As he told THR on the pink carpet before the event, being able to represent that lost generation is a huge achievement for him.

"I am thrilled that I lived long enough to see the day where I can represent the generation that I am in. The one where, when the pill came, we just stopped talking about it," he said. "You know, there's a whole generation of people that don't realize that we lived through a plague. It was a real plague. Like the kind you learn in elementary school, the bubonic plague. And I feel like our show really gets to remind the world that that happened, and hopefully create a different kind of empathy and a different kind of presence in terms of how we move forward, the choices that we make and how we move forward as a society."

Porter's big sex scene came in creator Steven Canals' directorial debut, and Porter, who is currently directing a play in Boston, said his turn to helm an episode is scheduled for season three.

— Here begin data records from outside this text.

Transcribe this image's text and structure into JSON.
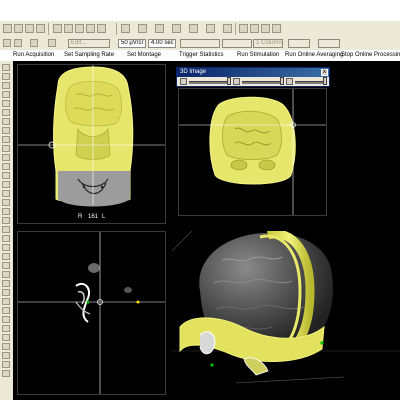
{
  "toolbar2": {
    "edit_placeholder": "Edit...",
    "amplitude_value": "50 µV/cr",
    "time_value": "4.00 sec",
    "columns_value": "1 Column"
  },
  "commands": [
    "Run Acquisition",
    "Set Sampling Rate",
    "Set Montage",
    "Trigger Statistics",
    "Run Stimulation",
    "Run Online Averaging",
    "Stop Online Processing"
  ],
  "window_3d": {
    "title": "3D Image",
    "close_glyph": "x"
  },
  "coronal": {
    "orientation_left": "R",
    "slice_number": "161",
    "orientation_right": "L"
  },
  "colors": {
    "brain_yellow": "#e8e86a",
    "head_outline": "#f0f070",
    "skull_gray": "#a8a8a8",
    "crosshair": "#ffffff",
    "window_title": "#0a246a"
  }
}
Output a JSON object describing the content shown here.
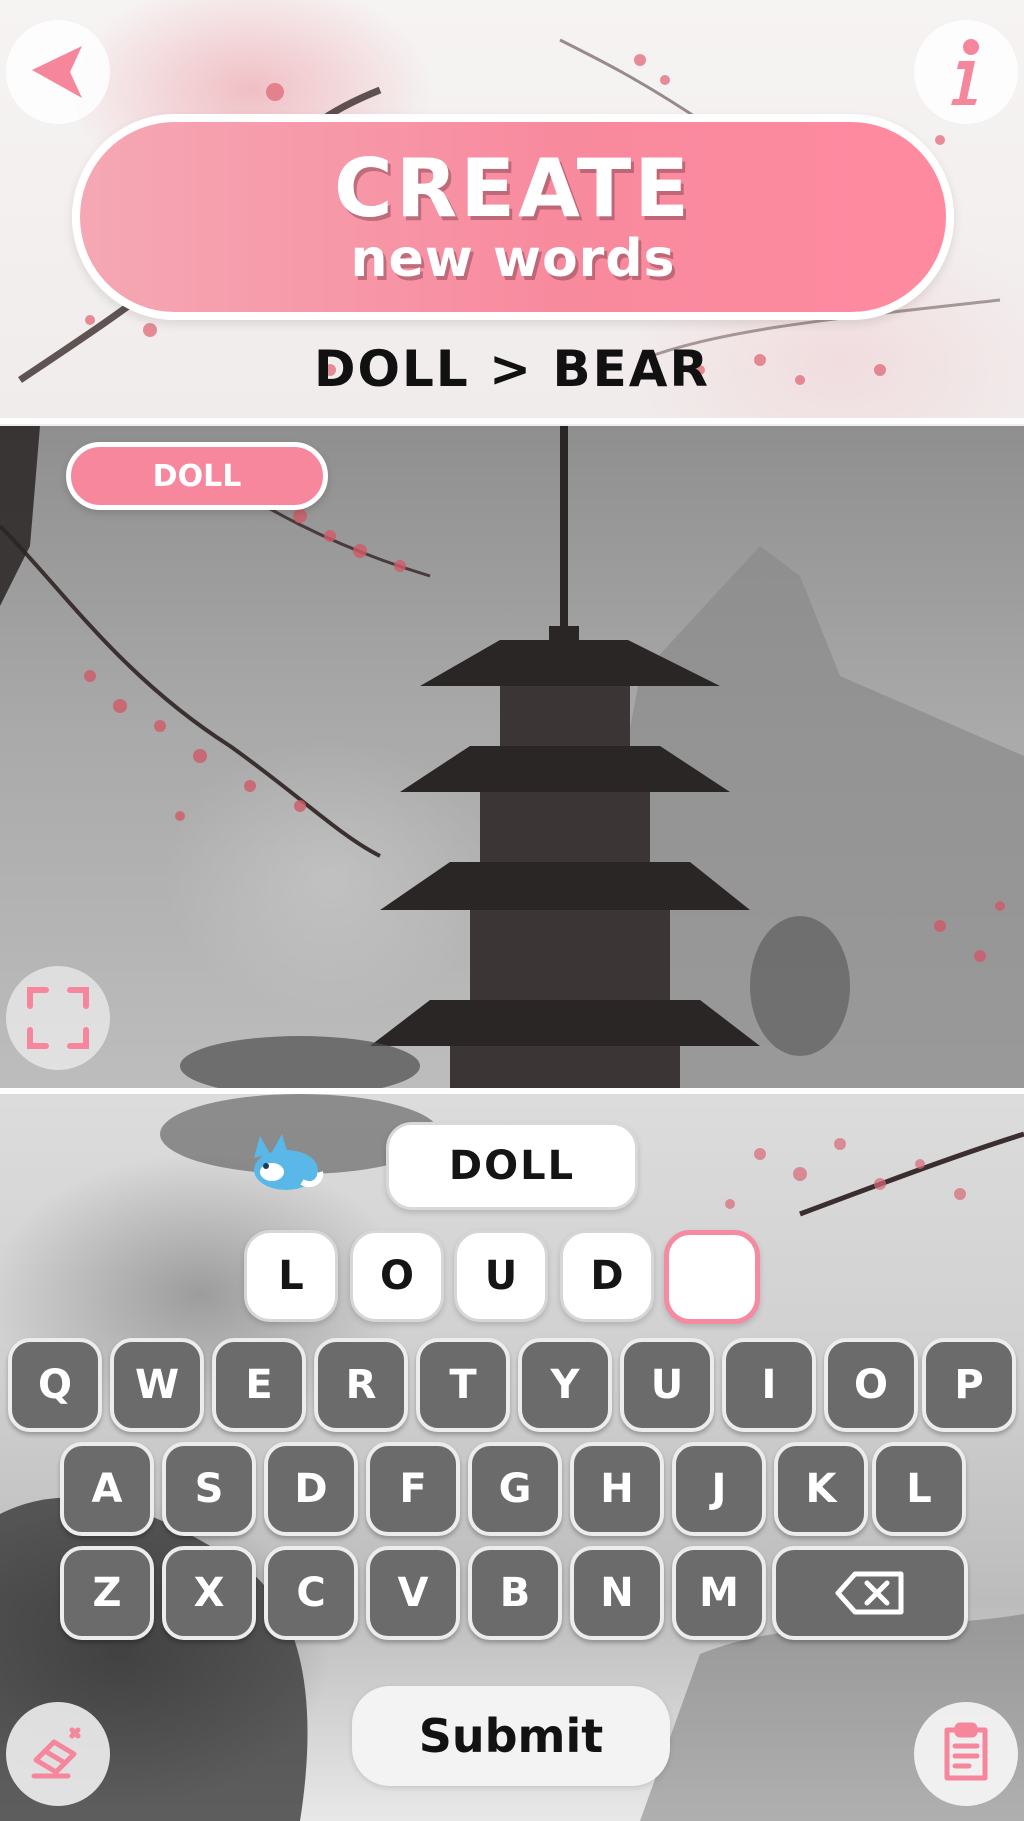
{
  "header": {
    "title_line1": "CREATE",
    "title_line2": "new words",
    "puzzle": "DOLL > BEAR"
  },
  "photo": {
    "word_tag": "DOLL"
  },
  "game": {
    "current_word": "DOLL",
    "tiles": [
      "L",
      "O",
      "U",
      "D",
      ""
    ]
  },
  "keyboard": {
    "row1": [
      "Q",
      "W",
      "E",
      "R",
      "T",
      "Y",
      "U",
      "I",
      "O",
      "P"
    ],
    "row2": [
      "A",
      "S",
      "D",
      "F",
      "G",
      "H",
      "J",
      "K",
      "L"
    ],
    "row3": [
      "Z",
      "X",
      "C",
      "V",
      "B",
      "N",
      "M"
    ]
  },
  "actions": {
    "submit": "Submit"
  },
  "colors": {
    "accent_pink": "#f7879c",
    "key_gray": "#6b6b6b"
  },
  "icons": {
    "back": "back-arrow-icon",
    "info": "info-icon",
    "expand": "expand-icon",
    "backspace": "backspace-icon",
    "eraser": "eraser-icon",
    "clipboard": "clipboard-icon"
  }
}
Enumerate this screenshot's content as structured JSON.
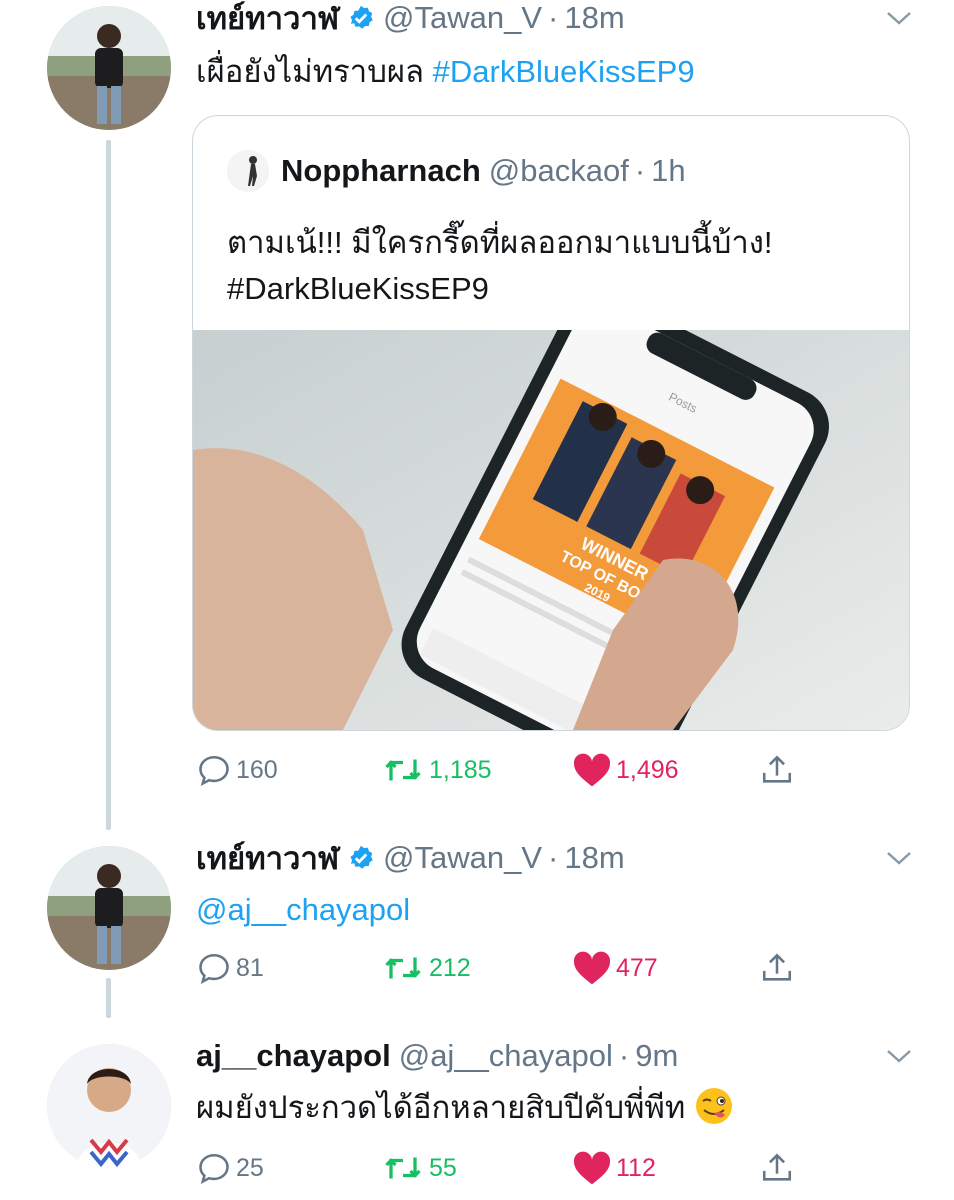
{
  "tweets": [
    {
      "name": "เทย์ทาวาฬ",
      "handle": "@Tawan_V",
      "time": "18m",
      "text": "เผื่อยังไม่ทราบผล",
      "hashtag": "#DarkBlueKissEP9",
      "stats": {
        "replies": "160",
        "retweets": "1,185",
        "likes": "1,496"
      },
      "quoted": {
        "name": "Noppharnach",
        "handle": "@backaof",
        "time": "1h",
        "line1": "ตามเน้!!! มีใครกรี๊ดที่ผลออกมาแบบนี้บ้าง!",
        "line2": "#DarkBlueKissEP9",
        "media_text": {
          "winner": "WINNER",
          "award": "TOP OF BOY",
          "year": "2019",
          "posts": "Posts"
        }
      }
    },
    {
      "name": "เทย์ทาวาฬ",
      "handle": "@Tawan_V",
      "time": "18m",
      "text": "@aj__chayapol",
      "stats": {
        "replies": "81",
        "retweets": "212",
        "likes": "477"
      }
    },
    {
      "name": "aj__chayapol",
      "handle": "@aj__chayapol",
      "time": "9m",
      "text": "ผมยังประกวดได้อีกหลายสิบปีคับพี่พีท",
      "stats": {
        "replies": "25",
        "retweets": "55",
        "likes": "112"
      }
    }
  ],
  "separator": "·",
  "icons": [
    "verified-badge-icon",
    "chevron-down-icon",
    "reply-icon",
    "retweet-icon",
    "like-heart-icon",
    "share-icon",
    "winking-tongue-emoji-icon"
  ],
  "colors": {
    "link": "#1da1f2",
    "meta": "#657786",
    "retweet": "#17bf63",
    "like": "#e0245e",
    "thread_line": "#ccd6dd"
  }
}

"I'm slated, hopefully, to be directing next season. We had talked about that a while ago, so that's my hope," he said. "That's where I'm headed."

While the sixth episode contained Porter's big musical moment for the season — "I think our episode sixes are looking like they're going to turn out to be the musical episode," he said, the final two episodes will contain a time jump to 1991, according to Murphy, with the series likely ending around 1996, when HIV medication became widely available.

Writer and producer Our Lady J told THR that the final two episodes of Pose's second season will be both heartwarming and dramatic, in true Pose fashion.

"[The penultimate episode is] a very special episode of television," she said. "It's an homage to episodes we've seen in more mainstream context, but with our community at the center of it. And then of course, episode 10 has all the trauma because that's the season finale."

Pose airs Tuesdays at 10 p.m. on FX.